It’s a tricky business selling newspapers. The odds are stacked heavily against the publisher these days, especially in Zimbabwe. We compete for the time and money of a cash-strapped audience against digital media, and not just news sites. Facebook is a full time occupation for some. Cat videos, sports betting sites, classifieds markets, streaming sites, and, with one notorious free URL ranked among the most visited sites in Zimbabwe, pornography sites, all jostle for eyeballs on phones and computers across the country.
With such a range of content available for the cost of data, it’s little wonder that people think twice about parting with a dollar for a paper. I get it. I’m an avid consumer of diverse media too, also partial to the mind-numbing candy-floss culture of Instagram, the self-affirming echo chamber of Facebook, and the fast-paced and heady journalism chat room that is Twitter. Frankly, I’m addicted.

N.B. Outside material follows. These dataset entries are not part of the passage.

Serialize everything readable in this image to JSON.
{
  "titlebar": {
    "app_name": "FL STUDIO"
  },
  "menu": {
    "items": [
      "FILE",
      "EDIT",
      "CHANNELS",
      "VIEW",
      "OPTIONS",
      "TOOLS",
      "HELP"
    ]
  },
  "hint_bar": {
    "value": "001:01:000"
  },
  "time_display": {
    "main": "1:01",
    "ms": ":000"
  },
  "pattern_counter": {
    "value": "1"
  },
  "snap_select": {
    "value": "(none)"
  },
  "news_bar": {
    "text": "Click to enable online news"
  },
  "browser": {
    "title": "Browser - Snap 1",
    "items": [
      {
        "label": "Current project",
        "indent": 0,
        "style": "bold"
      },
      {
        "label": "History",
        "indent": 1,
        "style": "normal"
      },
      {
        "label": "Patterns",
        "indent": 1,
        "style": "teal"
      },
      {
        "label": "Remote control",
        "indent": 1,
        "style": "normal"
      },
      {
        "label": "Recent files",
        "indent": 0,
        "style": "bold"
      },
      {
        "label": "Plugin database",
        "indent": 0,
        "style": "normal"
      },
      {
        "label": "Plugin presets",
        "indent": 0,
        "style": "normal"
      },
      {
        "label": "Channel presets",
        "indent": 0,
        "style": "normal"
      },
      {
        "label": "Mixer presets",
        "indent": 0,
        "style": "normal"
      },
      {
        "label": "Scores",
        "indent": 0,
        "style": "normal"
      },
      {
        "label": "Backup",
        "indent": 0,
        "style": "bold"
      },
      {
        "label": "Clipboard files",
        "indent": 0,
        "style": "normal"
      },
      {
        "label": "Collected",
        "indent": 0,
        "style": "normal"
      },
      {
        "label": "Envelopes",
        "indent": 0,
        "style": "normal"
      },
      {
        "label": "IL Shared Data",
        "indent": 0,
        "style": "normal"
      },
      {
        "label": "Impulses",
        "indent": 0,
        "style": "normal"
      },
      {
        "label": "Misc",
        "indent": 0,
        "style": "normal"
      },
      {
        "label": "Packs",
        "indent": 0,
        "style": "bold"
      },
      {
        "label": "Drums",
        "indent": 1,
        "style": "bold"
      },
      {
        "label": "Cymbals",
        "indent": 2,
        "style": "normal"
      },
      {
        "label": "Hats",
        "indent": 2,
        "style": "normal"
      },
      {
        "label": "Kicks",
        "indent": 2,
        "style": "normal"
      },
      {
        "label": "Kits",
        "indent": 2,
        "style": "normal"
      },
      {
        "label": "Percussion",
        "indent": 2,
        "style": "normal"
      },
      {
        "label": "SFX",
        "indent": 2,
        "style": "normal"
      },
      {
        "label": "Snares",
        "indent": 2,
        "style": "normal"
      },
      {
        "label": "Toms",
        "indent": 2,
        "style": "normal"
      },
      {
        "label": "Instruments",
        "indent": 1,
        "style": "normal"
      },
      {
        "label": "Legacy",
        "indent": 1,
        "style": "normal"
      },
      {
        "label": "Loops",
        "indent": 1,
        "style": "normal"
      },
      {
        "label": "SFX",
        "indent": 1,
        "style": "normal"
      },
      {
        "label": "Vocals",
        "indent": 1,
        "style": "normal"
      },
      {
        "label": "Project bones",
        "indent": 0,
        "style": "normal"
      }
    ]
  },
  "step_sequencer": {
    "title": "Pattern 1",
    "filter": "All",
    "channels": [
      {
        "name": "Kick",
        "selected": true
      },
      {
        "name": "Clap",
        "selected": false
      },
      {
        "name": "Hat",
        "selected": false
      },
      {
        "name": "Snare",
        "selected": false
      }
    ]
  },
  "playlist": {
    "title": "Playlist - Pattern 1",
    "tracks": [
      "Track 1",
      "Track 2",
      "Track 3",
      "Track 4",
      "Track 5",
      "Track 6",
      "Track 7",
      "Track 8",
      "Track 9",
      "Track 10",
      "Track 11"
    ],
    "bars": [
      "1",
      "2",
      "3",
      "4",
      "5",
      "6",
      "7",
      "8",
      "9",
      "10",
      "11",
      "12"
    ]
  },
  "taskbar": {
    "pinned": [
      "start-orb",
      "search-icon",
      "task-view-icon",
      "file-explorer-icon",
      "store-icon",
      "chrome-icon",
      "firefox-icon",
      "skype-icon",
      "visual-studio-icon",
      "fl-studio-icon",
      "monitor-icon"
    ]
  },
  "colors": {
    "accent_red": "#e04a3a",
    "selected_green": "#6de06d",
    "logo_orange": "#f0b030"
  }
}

But I take pains to diversify. Because just as what we eat determines our physical health and appearance, so our media diet impacts our intellectual and emotional health. What you put in is what you get out, and the ‘McMedia’ habit that has seized the world is destroying common sense and social awareness.
So get your five a day. Decide what these should be, and how you will get them. Yes, watch those cat gifs, stay in the loop with your favourite sports team or musician. But also make sure to read fiction, poetry, scientific news. Watch a bit of TV. Skim your social media. But also designate some of your data to podcast downloads. And some of your money to print – be it paperbacks or newspapers.
Unless you have an academic interest, don’t poison your soul with state media.
And again… don’t ignore print! I’ll argue till I’m blue that print media is a more calming, distraction-free, and immersive experience than the frenetic rabbit hole that is reading online. Every site you visit is littered with breadcrumbs leading you of course. An hour reading a printed paper or novel is worth three distracted hours of screen-reading!.
Yes. I want to sell newspapers, it’s the business I’m in. But I’m only in it because I believe profoundly in the importance of good journalism, and that print is, for now, the best way to present it.
I hope you like this paper. I hope you will keep buying it or better yet, subscribe and get it delivered. We specialise in council affairs – the real bread and butter issues facing Harare. Reading about community and environment is surely a critical part of any media diet? Email firstname.lastname@example.org to subscribe today!